## ACTION ITEM:
Reproduce all the data exactly, without pictures.

.....

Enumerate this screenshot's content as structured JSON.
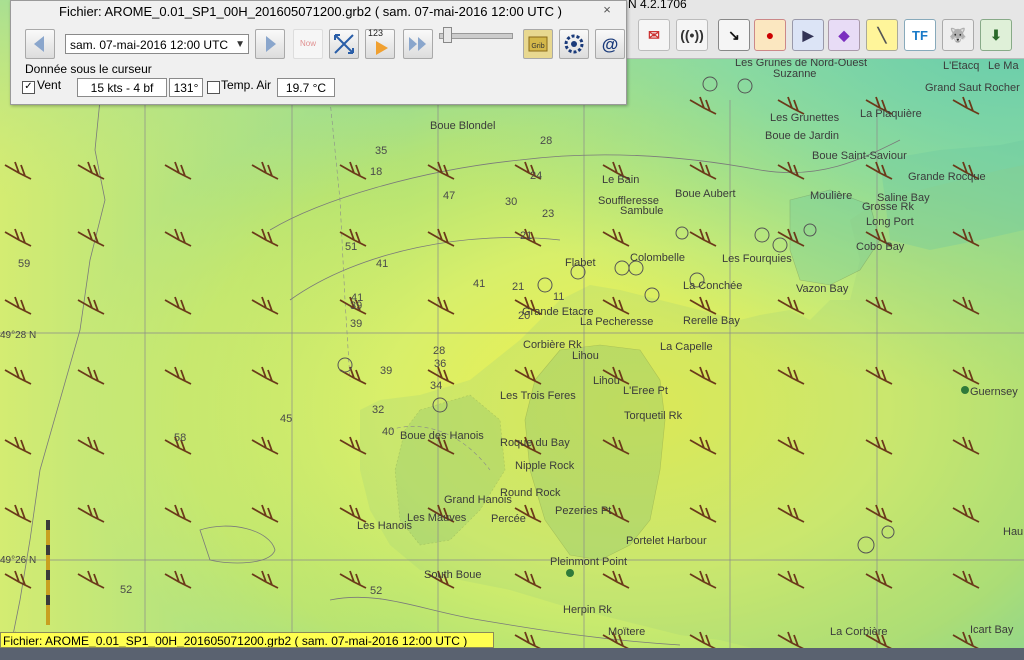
{
  "app": {
    "title_fragment": "N 4.2.1706",
    "status_bar_text": "Fichier: AROME_0.01_SP1_00H_201605071200.grb2 ( sam. 07-mai-2016 12:00  UTC )"
  },
  "grib_dialog": {
    "title": "Fichier: AROME_0.01_SP1_00H_201605071200.grb2 ( sam. 07-mai-2016 12:00  UTC )",
    "close_label": "×",
    "selected_time": "sam. 07-mai-2016 12:00  UTC",
    "now_label": "Now",
    "step_label": "123",
    "cursor_data_label": "Donnée sous le curseur",
    "wind": {
      "label": "Vent",
      "checked": true,
      "speed": "15 kts -  4 bf",
      "direction": "131°"
    },
    "temp_air": {
      "label": "Temp. Air",
      "checked": false,
      "value": "19.7 °C"
    }
  },
  "colors": {
    "map_yellow": "#e8f060",
    "map_green": "#a8e070",
    "map_teal": "#7ed8a8",
    "status_bar": "#ffff50",
    "wind_barb": "#6b3a1a"
  },
  "map": {
    "place_names": [
      "Les Grunes de Nord-Ouest",
      "Suzanne",
      "L'Etacq",
      "Le Ma",
      "Grand Saut Rocher",
      "Les Grunettes",
      "La Plaquière",
      "Boue Blondel",
      "Boue Saint-Saviour",
      "Boue de Jardin",
      "Le Bain",
      "Boue Aubert",
      "Moulière",
      "Grande Rocque",
      "Souffleresse",
      "Sambule",
      "Saline Bay",
      "Grosse Rk",
      "Long Port",
      "Cobo Bay",
      "Colombelle",
      "Les Fourquies",
      "Flabet",
      "La Conchée",
      "Vazon Bay",
      "Grande Etacre",
      "La Pecheresse",
      "Rerelle Bay",
      "Corbière Rk",
      "Lihou",
      "La Capelle",
      "Lihou",
      "L'Eree Pt",
      "Les Trois Feres",
      "Torquetil Rk",
      "Guernsey",
      "Boue des Hanois",
      "Roque du Bay",
      "Nipple Rock",
      "Round Rock",
      "Grand Hanois",
      "Pezeries Pt",
      "Les Hanois",
      "Les Mauves",
      "Percée",
      "Portelet Harbour",
      "Pleinmont Point",
      "South Boue",
      "Herpin Rk",
      "Moïtere",
      "La Corbière",
      "Icart Bay",
      "Hau"
    ],
    "depths": [
      "35",
      "28",
      "18",
      "47",
      "30",
      "41",
      "59",
      "39",
      "45",
      "51",
      "41",
      "39",
      "39",
      "32",
      "28",
      "58",
      "40",
      "41",
      "52",
      "21",
      "20",
      "11",
      "34",
      "36",
      "24",
      "23",
      "21",
      "52"
    ],
    "lat_labels": [
      "49°28 N",
      "49°26 N"
    ]
  },
  "toolbar": {
    "icons": [
      "weather-fax-icon",
      "gps-antenna-icon",
      "route-arrow-icon",
      "grib-globe-icon",
      "track-icon",
      "waypoint-purple-icon",
      "measure-ruler-icon",
      "tide-font-icon",
      "dog-icon",
      "download-icon",
      "more-icon"
    ]
  }
}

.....

## TASK OUTPUT:
Enumerate this screenshot's content as structured JSON.
{
  "app": {
    "title_fragment": "N 4.2.1706",
    "status_bar_text": "Fichier: AROME_0.01_SP1_00H_201605071200.grb2 ( sam. 07-mai-2016 12:00  UTC )"
  },
  "grib_dialog": {
    "title": "Fichier: AROME_0.01_SP1_00H_201605071200.grb2 ( sam. 07-mai-2016 12:00  UTC )",
    "close_label": "×",
    "selected_time": "sam. 07-mai-2016 12:00  UTC",
    "now_label": "Now",
    "step_label": "123",
    "cursor_data_label": "Donnée sous le curseur",
    "wind": {
      "label": "Vent",
      "checked": true,
      "speed": "15 kts -  4 bf",
      "direction": "131°"
    },
    "temp_air": {
      "label": "Temp. Air",
      "checked": false,
      "value": "19.7 °C"
    }
  },
  "colors": {
    "map_yellow": "#e8f060",
    "map_green": "#a8e070",
    "map_teal": "#7ed8a8",
    "status_bar": "#ffff50",
    "wind_barb": "#6b3a1a"
  },
  "map": {
    "place_names": [
      "Les Grunes de Nord-Ouest",
      "Suzanne",
      "L'Etacq",
      "Le Ma",
      "Grand Saut Rocher",
      "Les Grunettes",
      "La Plaquière",
      "Boue Blondel",
      "Boue Saint-Saviour",
      "Boue de Jardin",
      "Le Bain",
      "Boue Aubert",
      "Moulière",
      "Grande Rocque",
      "Souffleresse",
      "Sambule",
      "Saline Bay",
      "Grosse Rk",
      "Long Port",
      "Cobo Bay",
      "Colombelle",
      "Les Fourquies",
      "Flabet",
      "La Conchée",
      "Vazon Bay",
      "Grande Etacre",
      "La Pecheresse",
      "Rerelle Bay",
      "Corbière Rk",
      "Lihou",
      "La Capelle",
      "Lihou",
      "L'Eree Pt",
      "Les Trois Feres",
      "Torquetil Rk",
      "Guernsey",
      "Boue des Hanois",
      "Roque du Bay",
      "Nipple Rock",
      "Round Rock",
      "Grand Hanois",
      "Pezeries Pt",
      "Les Hanois",
      "Les Mauves",
      "Percée",
      "Portelet Harbour",
      "Pleinmont Point",
      "South Boue",
      "Herpin Rk",
      "Moïtere",
      "La Corbière",
      "Icart Bay",
      "Hau"
    ],
    "depths": [
      "35",
      "28",
      "18",
      "47",
      "30",
      "41",
      "59",
      "39",
      "45",
      "51",
      "41",
      "39",
      "39",
      "32",
      "28",
      "58",
      "40",
      "41",
      "52",
      "21",
      "20",
      "11",
      "34",
      "36",
      "24",
      "23",
      "21",
      "52"
    ],
    "lat_labels": [
      "49°28 N",
      "49°26 N"
    ]
  },
  "toolbar": {
    "icons": [
      "weather-fax-icon",
      "gps-antenna-icon",
      "route-arrow-icon",
      "grib-globe-icon",
      "track-icon",
      "waypoint-purple-icon",
      "measure-ruler-icon",
      "tide-font-icon",
      "dog-icon",
      "download-icon",
      "more-icon"
    ]
  }
}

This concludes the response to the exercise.